There are 2 elements to the concern: circulation and then ultimately how it will be invested. Circulation will be conducted via a so-called two-tier system. That suggests the PBOC will distribute the digital yuan to industrial banks. The commercial banks will be responsible for getting the currency into the hands of customers. This might include services to allow consumers to exchange their coins and money for digital yuan. China has already distributed countless dollars worth of the digital currency in real-world trials in a number of cities consisting of Shenzhen, Chengdu and Suzhou. These include the city government distributing a specific quantity of yuan by means of a lottery. Users generally have to download a different app to get the currency. JD.com, one of China’s greatest e-commerce players, was associated with the trial and allowed clients to buy products with the digital yuan. At this moment, it’s uncertain how users may actually hold and invest digital yuan when it is presented nationwide. The most popular type of mobile payment in China relies on so-called quick reaction (QR) codes. Users can show this barcode in their Alipay or WeChat app in a store and the merchant will scan it. WEF’s Xiao says it’s likely business banks could integrate similar functionality into their apps. Which Alipay and WeChat Pay might have a section of their apps dedicated to digital yuan. Meanwhile, smartphone makers might also produce digital yuan wallets for their devices. “It will be fascinating to see how telephone company seize the chance to end up being payments player in the market,” Xiao said.
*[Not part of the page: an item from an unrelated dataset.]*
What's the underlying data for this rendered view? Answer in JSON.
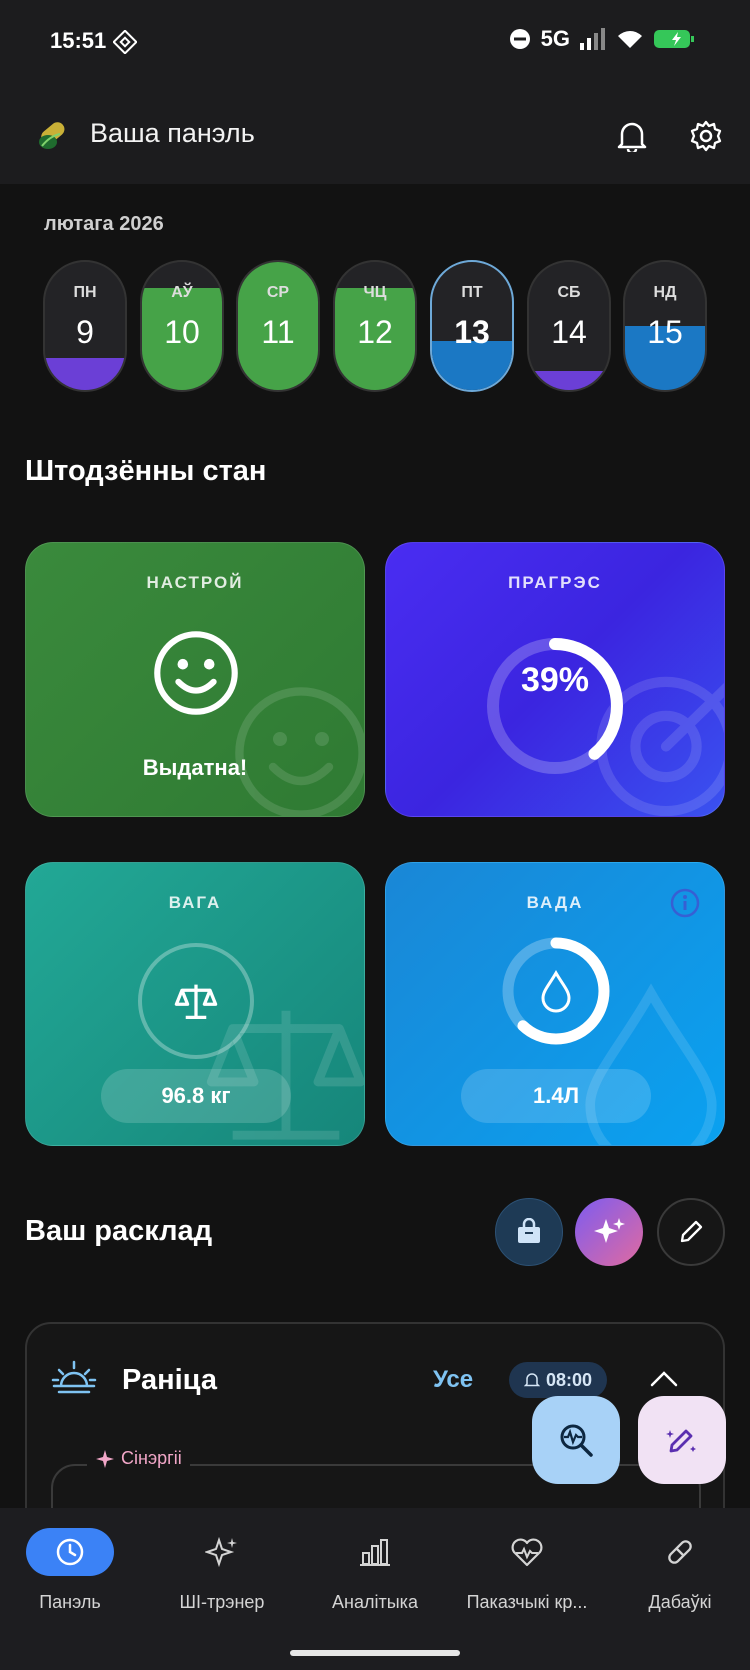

The PBOC’s Fan also said that commercial banks already have the facilities to disperse the digital yuan and it’s much better that they do it instead of the reserve bank. “To construct a separate system would be a significant waste of such current resources,” he stated.
So is this designed to take on the tech giants?
In some regard, it’s designed to increase competition with Alipay and WeChat Pay but not to absolutely change them. “The way I see it is digital yuan is not direct competitor to Alipay or WeChat Pay but a brand-new platform that enables other gamers to come in and compete with WeChat and Alipay,” Trivium China’s Bao stated. “Those could be industrial banks or other payment companies.” The PBOC’s Fan also said the proposed two-tier model can help to “avert disintermediation in the monetary sector” since the central bank will not be competing with the commercial banks.
Is the digital yuan like bitcoin?
No. Bitcoin is a so-called decentralized cryptocurrency. That suggests that it is not managed by any main authority like a reserve bank, unlike the digital yuan which will be provided by the PBOC. Bitcoin is also developed on a technology known as blockchain. It’s unclear at this point what kind of technical make up the digital yuan would have. Advocates of bitcoin also tout the privacy of the digital currency.
The PBOC’s Fan said the digital yuan would have “controllable anonymity.” This would involve those operating digital yuan wallets to divulge deals to the PBOC as the “sole third party.” Users would have a “loose coupling of accounts” which suggests that their present bank account may not always be closely linked to their digital yuan account. It could be based upon a phone number, according to WEF’s Xiao. The PBOC says companies operating digital yuan services need to “send transaction data to the reserve bank via asynchronous transmission on a prompt basis.” That would enable the PBOC to “keep track of essential data” in order to crack down on cash laundering and criminal offenses. Some analysts have actually raised concerns however that the digital yuan might be utilized to increase surveillance on people.